If you own the Nautilus Half-Speed, a record we actually liked years ago even after we had forsworn those kinds of pressings, you are really in for a treat. THIS is what the band sounds like in the REAL world, not the phony audiophile world that so many of our fellow hobbyists appear to be perfectly happy living in.
Just listen to how punchy the drums are on the real pressings, a perfect example of what proper mastering does well and Half-Speed mastering does poorly. When you listen to a top quality Hot Stamper pressing you feel that you are hearing this music EXACTLY the way Little Feat wanted it to be heard. I just don’t get that vibe from the half-speed.
I was fooled back in the day myself. The one thing these pressings have going for them is that they tend to be transparent in the midrange.
It sounds like someone messed with the sound, and of course someone did. That’s how they get those audiophile records to sound the way they do.
That is not our sound here at Better Records. We don’t offer records with those qualities and we don’t think audiophiles should have to put up with sound like that.
Further Reading on the subject of Half-Speed Mastering

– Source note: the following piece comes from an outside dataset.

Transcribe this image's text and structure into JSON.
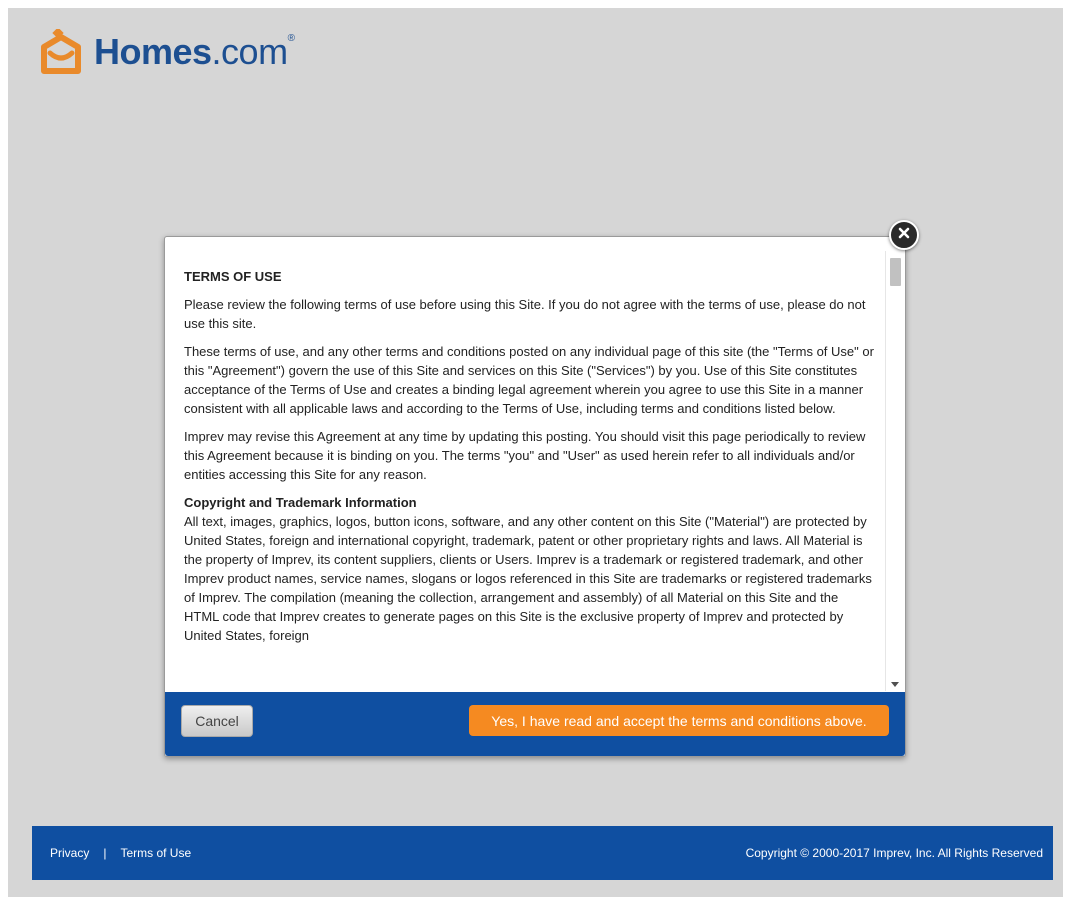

The most serious fault of the typical Half-Speed Mastered LP is not incorrect tonality or poor bass definition, although you will have a hard time finding one that doesn’t suffer from both.
It’s dead as a doornail sound, plain and simple.
And most Heavy Vinyl pressings coming down the pike these days are as guilty of this sin as their audiophile forerunners from the ’70s and ’80s. The average Heavy Vinyl LP I throw on my turntable sounds like it’s playing in another room. What audiophile in his right mind could possibly find that quality appealing? But there are scores of companies turning out this crap; somebody must be buying it.
People have been known to ask us:
That’s an easy one. We’ve played them by the hundreds over the years, and we’ve found that as our ability to reproduce the sound of these records improved (better equipment, table setup, tweaks, room treatments, electricity and the like), the gap between the better non-half-speed mastered pressings and the half-speeds got bigger and bigger, leaving the half-speeds further and further behind, in the dust you might say, again and again, with so few exceptions that they could easily be counted on the fingers of one hand.
We’ve been playing half-speed mastered records since I bought my first Mobile Fidelity in 1978 or 1979. That’s forty years of experience with the sonic characteristics of this mastering approach, an approach we have found to have consistent shortcomings.
These shortcomings have somehow eluded the devotees of these records, how, we cannot imagine.
(That’s really not true, of course. Fans of half-speed mastered records are as clueless as I was starting out. Many of the records I used to like were half-speeds. With almost no exceptions, my failure to recognize what they were doing falls under the general heading of Live and Learn.)
Eventually we came to understand them better, and we have laid out their faults, chapter and verse, in the 140+ reviews we’ve written on this blog to date.
The dozen or so commentaries found here are a good way to get a taste of what we’ve learned.